Fortunately, historians measure the validity of evidence so that each opinion is not equal. Shermer calls it the “comparative method.”
Historians cannot run scientific experiments, but they can study the effects of events and apply what they observed to what they know.
“Eyewitness accounts, for example, are notoriously unreliable,” he said.
“People have unreliable memories…In corroboration with other forms of evidence, they can become valuable. You have to weigh the evidence carefully.”
Revisionists, therefore, find new evidence and verify it before redrafting history. Deniers instead choose to ignore the fact that their published books have not been confirmed to be true.
Holocaust denial is banned in Germany and seen as an incitement of hatred. Teachers and students in Germany cover the Holocaust seriously.

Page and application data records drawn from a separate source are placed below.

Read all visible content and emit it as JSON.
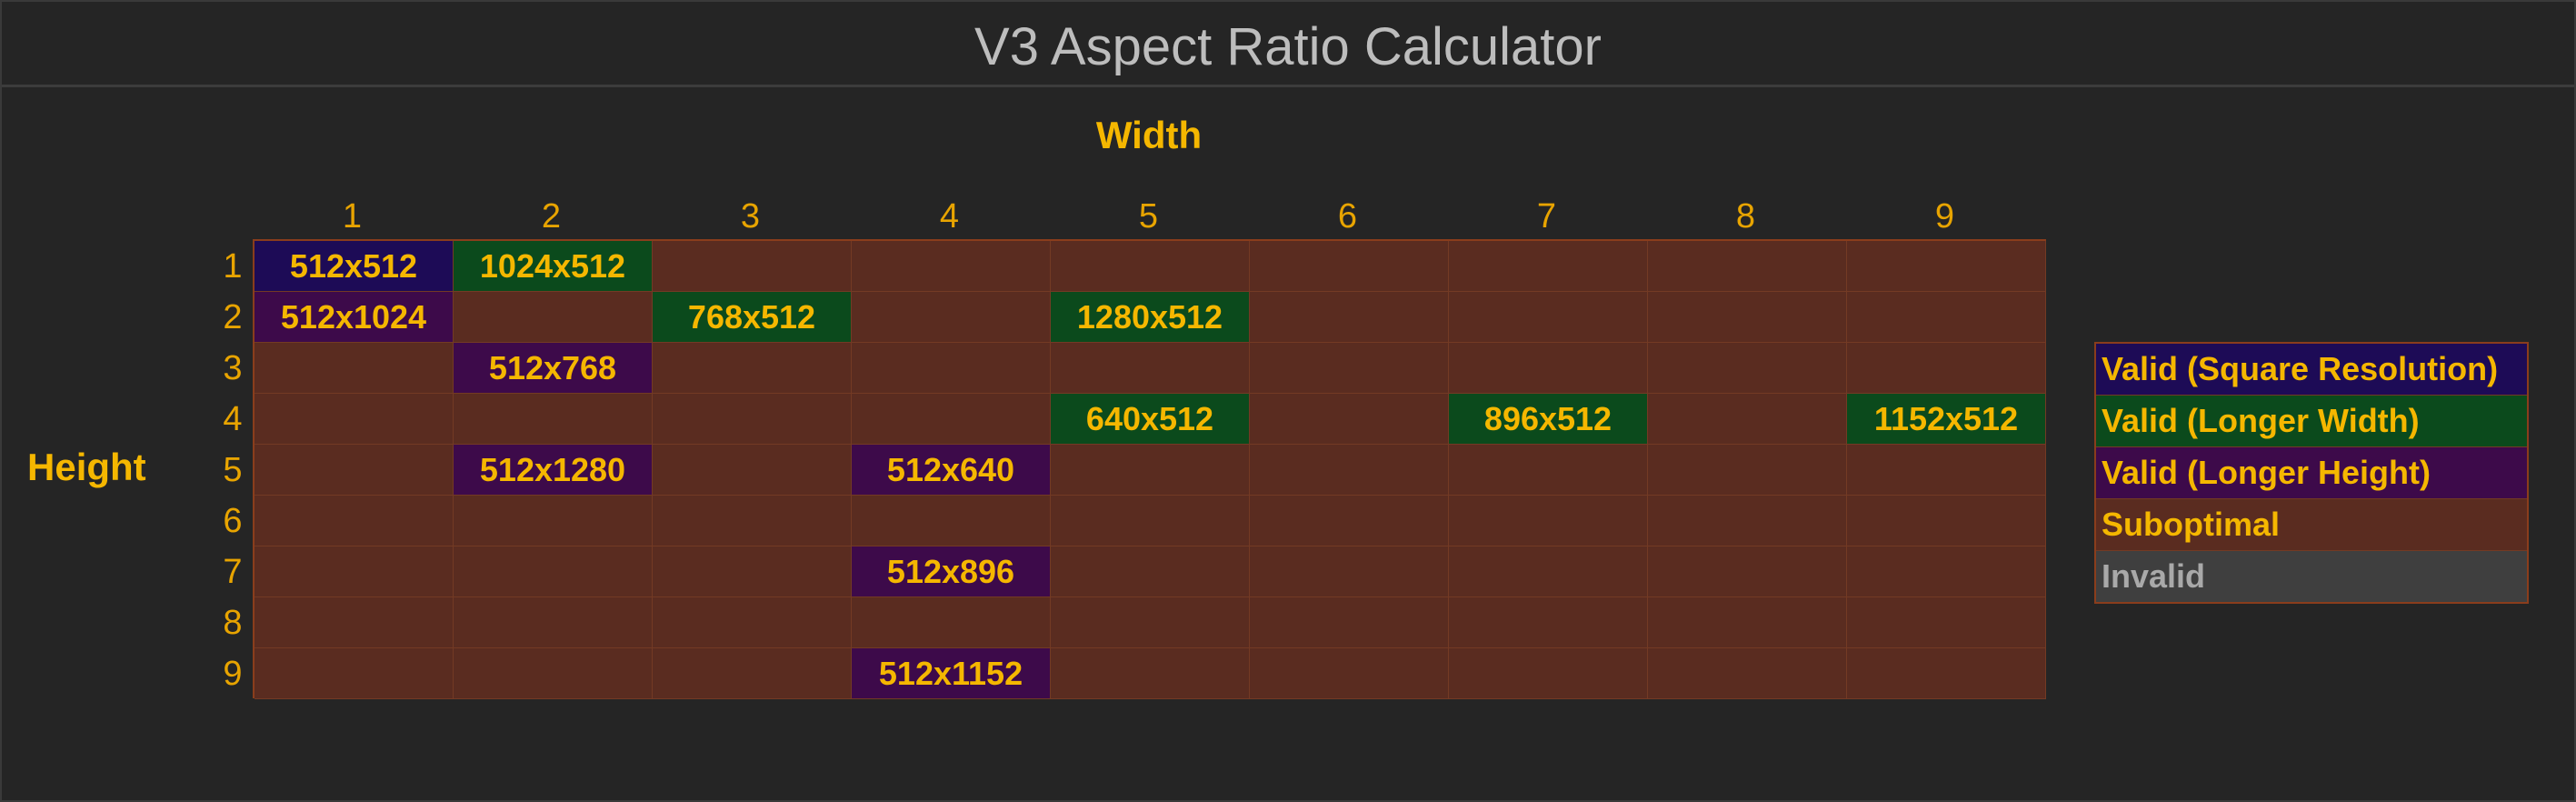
{
  "title": "V3 Aspect Ratio Calculator",
  "width_label": "Width",
  "height_label": "Height",
  "columns": [
    "1",
    "2",
    "3",
    "4",
    "5",
    "6",
    "7",
    "8",
    "9"
  ],
  "rows": [
    "1",
    "2",
    "3",
    "4",
    "5",
    "6",
    "7",
    "8",
    "9"
  ],
  "cells": [
    {
      "row": 1,
      "col": 1,
      "text": "512x512",
      "type": "square"
    },
    {
      "row": 1,
      "col": 2,
      "text": "1024x512",
      "type": "width"
    },
    {
      "row": 2,
      "col": 1,
      "text": "512x1024",
      "type": "height"
    },
    {
      "row": 2,
      "col": 3,
      "text": "768x512",
      "type": "width"
    },
    {
      "row": 2,
      "col": 5,
      "text": "1280x512",
      "type": "width"
    },
    {
      "row": 3,
      "col": 2,
      "text": "512x768",
      "type": "height"
    },
    {
      "row": 4,
      "col": 5,
      "text": "640x512",
      "type": "width"
    },
    {
      "row": 4,
      "col": 7,
      "text": "896x512",
      "type": "width"
    },
    {
      "row": 4,
      "col": 9,
      "text": "1152x512",
      "type": "width"
    },
    {
      "row": 5,
      "col": 2,
      "text": "512x1280",
      "type": "height"
    },
    {
      "row": 5,
      "col": 4,
      "text": "512x640",
      "type": "height"
    },
    {
      "row": 7,
      "col": 4,
      "text": "512x896",
      "type": "height"
    },
    {
      "row": 9,
      "col": 4,
      "text": "512x1152",
      "type": "height"
    }
  ],
  "legend": [
    {
      "label": "Valid (Square Resolution)",
      "type": "square"
    },
    {
      "label": "Valid (Longer Width)",
      "type": "width"
    },
    {
      "label": "Valid (Longer Height)",
      "type": "height"
    },
    {
      "label": "Suboptimal",
      "type": "subopt"
    },
    {
      "label": "Invalid",
      "type": "invalid"
    }
  ],
  "colors": {
    "background": "#252525",
    "text_accent": "#f5b700",
    "square": "#1d0b56",
    "longer_width": "#0b4a1c",
    "longer_height": "#3d0a4a",
    "suboptimal": "#5a2c20",
    "invalid": "#3f3f3f"
  }
}
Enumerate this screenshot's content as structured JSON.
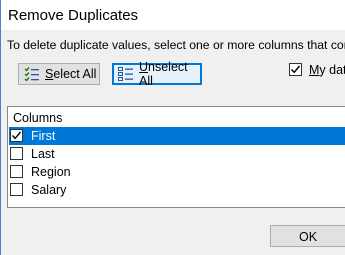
{
  "dialog": {
    "title": "Remove Duplicates",
    "description": "To delete duplicate values, select one or more columns that conta"
  },
  "buttons": {
    "select_all_underlined": "S",
    "select_all_rest": "elect All",
    "unselect_all_underlined": "U",
    "unselect_all_rest": "nselect All",
    "ok_label": "OK"
  },
  "headers_option": {
    "label_underlined": "M",
    "label_rest": "y dat",
    "checked": true
  },
  "columns_list": {
    "header": "Columns",
    "items": [
      {
        "label": "First",
        "checked": true,
        "selected": true
      },
      {
        "label": "Last",
        "checked": false,
        "selected": false
      },
      {
        "label": "Region",
        "checked": false,
        "selected": false
      },
      {
        "label": "Salary",
        "checked": false,
        "selected": false
      }
    ]
  },
  "icons": {
    "select_all": "select-all-checklist-icon",
    "unselect_all": "unselect-all-checklist-icon",
    "check": "checkmark-icon"
  },
  "colors": {
    "selection": "#0078d7",
    "dialog_background": "#f0f0f0",
    "focused_button_border": "#0078d7"
  }
}
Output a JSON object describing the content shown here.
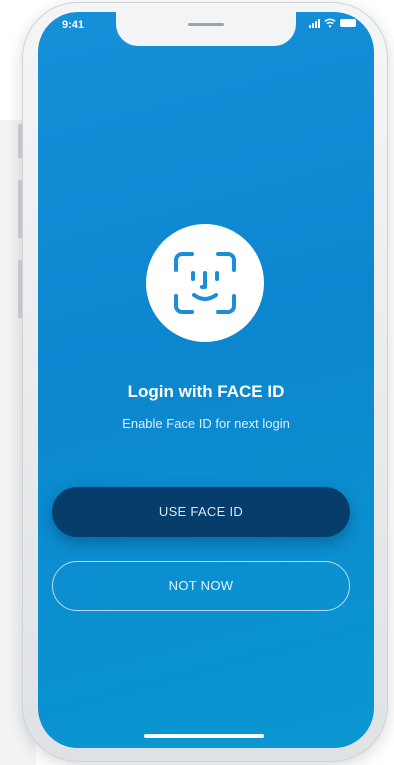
{
  "status_bar": {
    "time": "9:41",
    "icons": [
      "signal-icon",
      "wifi-icon",
      "battery-icon"
    ]
  },
  "face_id": {
    "icon": "face-id-icon"
  },
  "login": {
    "title": "Login with FACE ID",
    "subtitle": "Enable Face ID for next login"
  },
  "buttons": {
    "use_face_id": "USE FACE ID",
    "not_now": "NOT NOW"
  },
  "colors": {
    "screen_gradient_start": "#1590d9",
    "screen_gradient_end": "#0a97d0",
    "primary_button": "#073d6b"
  }
}
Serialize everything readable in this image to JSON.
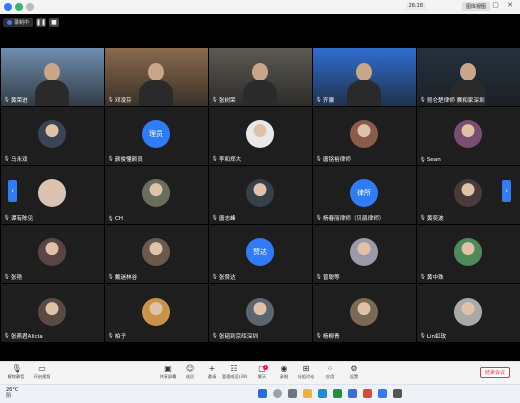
{
  "topbar": {
    "clock": "26:18",
    "view_label": "图库视图",
    "window_controls": "— ▢ ✕"
  },
  "meeting": {
    "recording_label": "录制中",
    "pause_label": "❚❚",
    "stop_label": "■"
  },
  "participants": [
    {
      "name": "黄荣进",
      "type": "photo",
      "bg": "#6f8fb0"
    },
    {
      "name": "邓凌芬",
      "type": "photo",
      "bg": "#8a6b4c"
    },
    {
      "name": "张树荣",
      "type": "photo",
      "bg": "#5c5a52"
    },
    {
      "name": "齐骥",
      "type": "photo",
      "bg": "#2f6dd0"
    },
    {
      "name": "昆仑楚律师 赛和家深圳",
      "type": "photo",
      "bg": "#24313f"
    },
    {
      "name": "马永双",
      "type": "avatar",
      "bg": "#3a4452"
    },
    {
      "name": "颜俊懂颜员",
      "type": "text",
      "avatar_text": "理员"
    },
    {
      "name": "李和郑大",
      "type": "avatar",
      "bg": "#e8e8e8"
    },
    {
      "name": "唐铭裕律师",
      "type": "avatar",
      "bg": "#8a5a4a"
    },
    {
      "name": "Sean",
      "type": "avatar",
      "bg": "#7b4d6f"
    },
    {
      "name": "谭有陈见",
      "type": "avatar",
      "bg": "#d9c3b5"
    },
    {
      "name": "CH",
      "type": "avatar",
      "bg": "#6a6e5d"
    },
    {
      "name": "唐志峰",
      "type": "avatar",
      "bg": "#36404a"
    },
    {
      "name": "杨春丽律师（贝鹃律师）",
      "type": "text",
      "avatar_text": "律所"
    },
    {
      "name": "黄奕波",
      "type": "avatar",
      "bg": "#4a3a3a"
    },
    {
      "name": "张艳",
      "type": "avatar",
      "bg": "#5a4444"
    },
    {
      "name": "戴迷林谷",
      "type": "avatar",
      "bg": "#6b5a4b"
    },
    {
      "name": "张赞达",
      "type": "text",
      "avatar_text": "赞达"
    },
    {
      "name": "曾聪等",
      "type": "avatar",
      "bg": "#9a9aa8"
    },
    {
      "name": "黄中珠",
      "type": "avatar",
      "bg": "#4f8a5a"
    },
    {
      "name": "张燕君Alicia",
      "type": "avatar",
      "bg": "#5a4a44"
    },
    {
      "name": "柏子",
      "type": "avatar",
      "bg": "#c9934a"
    },
    {
      "name": "张韬到京晖深圳",
      "type": "avatar",
      "bg": "#5c6570"
    },
    {
      "name": "杨柳青",
      "type": "avatar",
      "bg": "#7a6a55"
    },
    {
      "name": "Lin虹玫",
      "type": "avatar",
      "bg": "#a9a9a9"
    }
  ],
  "toolbar": {
    "items_left": [
      {
        "label": "解除静音",
        "icon": "mic-icon"
      },
      {
        "label": "开启视频",
        "icon": "camera-icon"
      }
    ],
    "items_center": [
      {
        "label": "共享屏幕",
        "icon": "share-screen-icon"
      },
      {
        "label": "成员",
        "icon": "members-icon"
      },
      {
        "label": "邀请",
        "icon": "invite-icon"
      },
      {
        "label": "管理成员(39)",
        "icon": "manage-members-icon"
      },
      {
        "label": "聊天",
        "icon": "chat-icon"
      },
      {
        "label": "录制",
        "icon": "record-icon"
      },
      {
        "label": "分组讨论",
        "icon": "breakout-icon"
      },
      {
        "label": "应用",
        "icon": "apps-icon"
      },
      {
        "label": "设置",
        "icon": "settings-icon"
      }
    ],
    "chat_badge": "1",
    "end_label": "结束会议"
  },
  "taskbar": {
    "weather_temp": "26°C",
    "weather_desc": "阴"
  },
  "colors": {
    "accent": "#2f7cf6",
    "end_red": "#e03a3a"
  }
}
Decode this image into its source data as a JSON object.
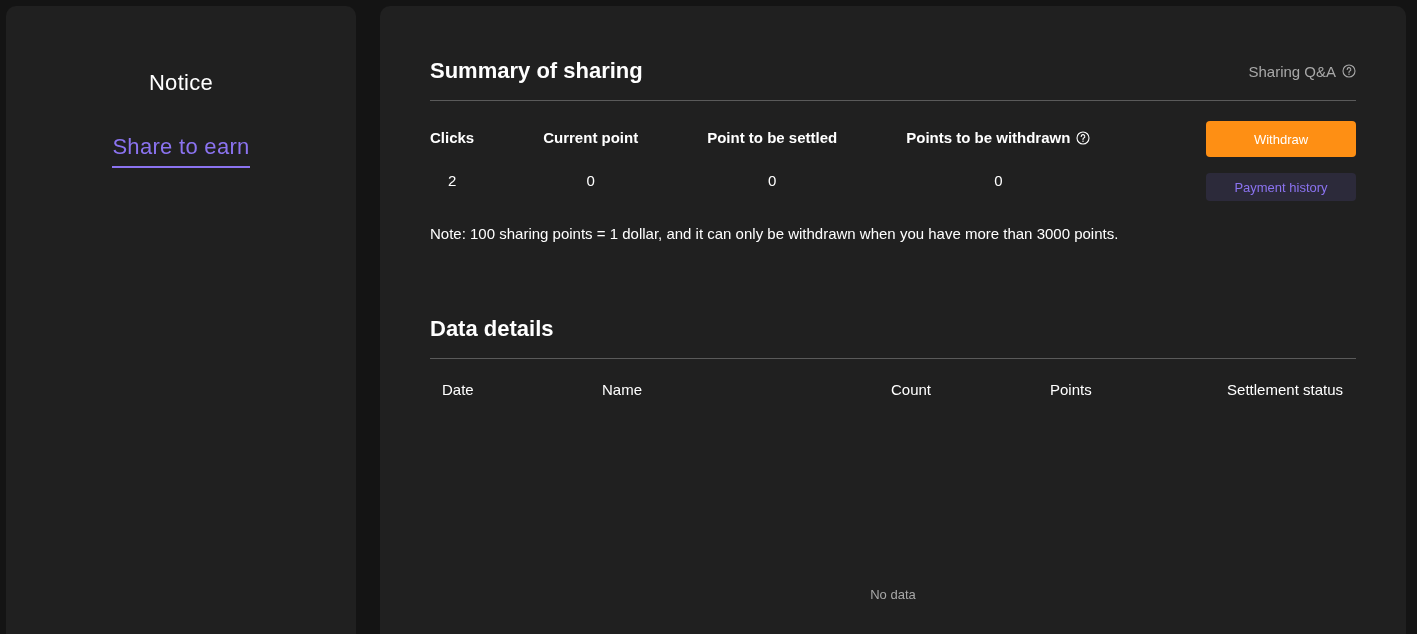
{
  "sidebar": {
    "items": [
      {
        "label": "Notice",
        "selected": false
      },
      {
        "label": "Share to earn",
        "selected": true
      }
    ]
  },
  "summary": {
    "title": "Summary of sharing",
    "help_link": "Sharing Q&A",
    "stats": [
      {
        "label": "Clicks",
        "value": "2",
        "has_help": false
      },
      {
        "label": "Current point",
        "value": "0",
        "has_help": false
      },
      {
        "label": "Point to be settled",
        "value": "0",
        "has_help": false
      },
      {
        "label": "Points to be withdrawn",
        "value": "0",
        "has_help": true
      }
    ],
    "buttons": [
      {
        "label": "Withdraw",
        "kind": "primary"
      },
      {
        "label": "Payment history",
        "kind": "secondary"
      }
    ],
    "note": "Note: 100 sharing points = 1 dollar, and it can only be withdrawn when you have more than 3000 points."
  },
  "details": {
    "title": "Data details",
    "table": {
      "columns": [
        "Date",
        "Name",
        "Count",
        "Points",
        "Settlement status"
      ],
      "empty_text": "No data"
    }
  }
}
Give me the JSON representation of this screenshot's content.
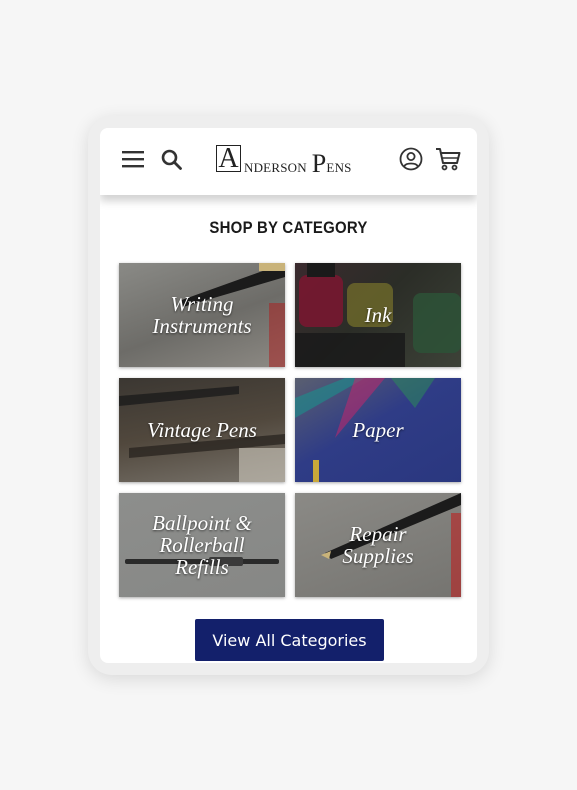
{
  "header": {
    "logo_initial_a": "A",
    "logo_text_a": "nderson",
    "logo_initial_p": "P",
    "logo_text_p": "ens",
    "icons": [
      "menu-icon",
      "search-icon",
      "account-icon",
      "cart-icon"
    ]
  },
  "section": {
    "title": "SHOP BY CATEGORY"
  },
  "categories": [
    {
      "label_line1": "Writing",
      "label_line2": "Instruments",
      "label_line3": ""
    },
    {
      "label_line1": "Ink",
      "label_line2": "",
      "label_line3": ""
    },
    {
      "label_line1": "Vintage Pens",
      "label_line2": "",
      "label_line3": ""
    },
    {
      "label_line1": "Paper",
      "label_line2": "",
      "label_line3": ""
    },
    {
      "label_line1": "Ballpoint &",
      "label_line2": "Rollerball",
      "label_line3": "Refills"
    },
    {
      "label_line1": "Repair",
      "label_line2": "Supplies",
      "label_line3": ""
    }
  ],
  "cta": {
    "label": "View All Categories"
  },
  "colors": {
    "page_background": "#f6f6f6",
    "device_frame": "#eeeeee",
    "button_background": "#13206b",
    "button_text": "#ffffff",
    "title_text": "#1a1a1a"
  }
}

It is a compulsory subject that all students discuss multiple times. They visit concentration camp sites, and textbooks make no attempt to “clean up” what happened. They instead focus on the lessons they can learn from past mistakes.
With freedom of speech, Holocaust deniers can try to change history. But historians are also just as free to demonstrate how the deniers’ attempts at revisionism are far fetched denials with an ulterior motive.
Despite their right to free speech, Lesses still takes issue with deniers’ consistency in distorting the facts. She points out their contradictory mission, saying, “They claim to search for the truth, but they ignore the truth in front of their eyes.”
Carly Smith is a sophomore journalism major who promises to never distort your facts. E-mail her at firstname.lastname@example.org.